◆ **EXERCISE DATA**:

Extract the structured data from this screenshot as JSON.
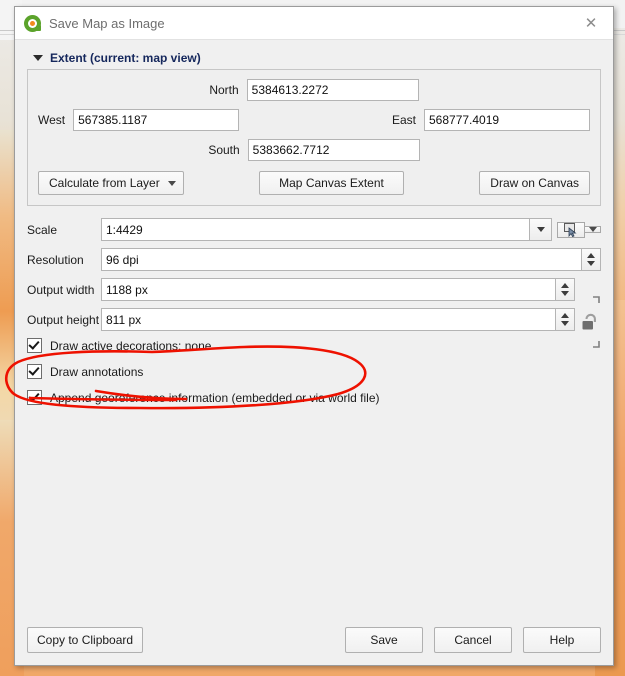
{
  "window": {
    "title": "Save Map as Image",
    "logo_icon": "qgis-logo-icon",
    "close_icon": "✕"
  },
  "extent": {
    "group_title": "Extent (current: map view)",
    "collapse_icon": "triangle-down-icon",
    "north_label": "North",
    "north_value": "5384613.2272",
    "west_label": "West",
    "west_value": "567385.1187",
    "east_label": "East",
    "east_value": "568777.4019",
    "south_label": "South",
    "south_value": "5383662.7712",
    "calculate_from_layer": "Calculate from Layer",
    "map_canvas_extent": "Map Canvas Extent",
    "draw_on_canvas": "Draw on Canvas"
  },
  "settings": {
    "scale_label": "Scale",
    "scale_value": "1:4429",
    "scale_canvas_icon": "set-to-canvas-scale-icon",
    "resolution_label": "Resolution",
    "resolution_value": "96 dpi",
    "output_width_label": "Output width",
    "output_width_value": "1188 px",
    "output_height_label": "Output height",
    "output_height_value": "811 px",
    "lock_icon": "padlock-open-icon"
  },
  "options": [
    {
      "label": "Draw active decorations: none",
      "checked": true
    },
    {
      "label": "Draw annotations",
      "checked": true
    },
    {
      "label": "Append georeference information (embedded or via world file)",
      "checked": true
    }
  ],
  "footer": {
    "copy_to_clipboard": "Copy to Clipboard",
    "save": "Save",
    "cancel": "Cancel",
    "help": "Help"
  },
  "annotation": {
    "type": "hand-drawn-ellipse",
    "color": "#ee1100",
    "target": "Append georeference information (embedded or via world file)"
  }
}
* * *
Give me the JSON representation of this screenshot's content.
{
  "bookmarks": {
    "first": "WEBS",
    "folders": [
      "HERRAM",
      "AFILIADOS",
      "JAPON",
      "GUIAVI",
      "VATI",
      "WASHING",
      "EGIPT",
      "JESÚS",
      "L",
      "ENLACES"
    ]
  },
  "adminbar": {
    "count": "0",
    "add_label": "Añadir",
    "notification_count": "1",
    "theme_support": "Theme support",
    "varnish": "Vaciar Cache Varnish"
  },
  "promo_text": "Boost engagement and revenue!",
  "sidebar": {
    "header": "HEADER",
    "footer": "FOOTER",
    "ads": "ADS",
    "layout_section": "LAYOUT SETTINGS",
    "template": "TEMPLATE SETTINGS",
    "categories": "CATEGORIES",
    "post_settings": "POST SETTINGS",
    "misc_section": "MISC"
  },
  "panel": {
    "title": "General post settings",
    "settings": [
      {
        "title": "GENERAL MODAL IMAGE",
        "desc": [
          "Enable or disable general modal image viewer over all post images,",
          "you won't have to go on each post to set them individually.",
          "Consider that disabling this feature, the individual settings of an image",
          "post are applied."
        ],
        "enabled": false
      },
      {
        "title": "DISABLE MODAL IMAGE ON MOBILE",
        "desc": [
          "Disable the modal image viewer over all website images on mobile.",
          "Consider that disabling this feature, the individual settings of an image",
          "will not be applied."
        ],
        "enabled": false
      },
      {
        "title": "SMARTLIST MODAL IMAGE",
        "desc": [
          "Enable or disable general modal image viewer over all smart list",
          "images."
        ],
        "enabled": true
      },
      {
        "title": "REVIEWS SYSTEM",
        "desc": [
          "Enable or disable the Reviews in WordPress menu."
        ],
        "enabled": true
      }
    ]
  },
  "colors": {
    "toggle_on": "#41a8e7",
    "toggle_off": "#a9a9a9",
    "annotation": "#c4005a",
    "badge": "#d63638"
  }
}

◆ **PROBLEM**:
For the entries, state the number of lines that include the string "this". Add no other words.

◆ **EXERCISE ANSWER**:
4